══ DATA
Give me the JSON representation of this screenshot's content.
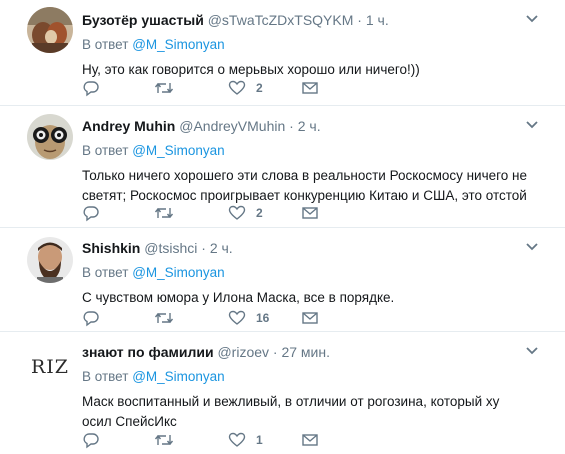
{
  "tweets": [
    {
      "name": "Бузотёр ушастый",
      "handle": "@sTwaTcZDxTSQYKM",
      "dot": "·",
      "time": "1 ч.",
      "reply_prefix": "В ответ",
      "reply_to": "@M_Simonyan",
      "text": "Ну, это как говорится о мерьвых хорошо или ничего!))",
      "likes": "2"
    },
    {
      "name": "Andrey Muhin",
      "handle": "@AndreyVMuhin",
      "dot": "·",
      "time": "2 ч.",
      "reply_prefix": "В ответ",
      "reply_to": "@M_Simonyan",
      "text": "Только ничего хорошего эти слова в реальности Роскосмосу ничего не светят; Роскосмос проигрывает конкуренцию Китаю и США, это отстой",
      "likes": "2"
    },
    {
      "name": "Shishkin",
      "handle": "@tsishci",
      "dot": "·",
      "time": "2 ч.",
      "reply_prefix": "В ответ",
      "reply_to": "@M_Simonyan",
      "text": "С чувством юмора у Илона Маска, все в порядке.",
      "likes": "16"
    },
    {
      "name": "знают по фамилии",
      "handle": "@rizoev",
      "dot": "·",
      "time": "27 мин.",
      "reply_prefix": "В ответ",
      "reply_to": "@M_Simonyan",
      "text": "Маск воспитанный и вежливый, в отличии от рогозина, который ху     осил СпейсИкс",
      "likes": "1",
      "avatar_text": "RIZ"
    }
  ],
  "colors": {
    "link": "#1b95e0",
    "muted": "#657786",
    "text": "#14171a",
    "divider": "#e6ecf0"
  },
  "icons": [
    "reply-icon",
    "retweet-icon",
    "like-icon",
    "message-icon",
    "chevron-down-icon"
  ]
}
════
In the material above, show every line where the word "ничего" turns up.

      "text": "Ну, это как говорится о мерьвых хорошо или ничего!))",
      "text": "Только ничего хорошего эти слова в реальности Роскосмосу ничего не светят; Роскосмос проигрывает конкуренцию Китаю и США, это отстой",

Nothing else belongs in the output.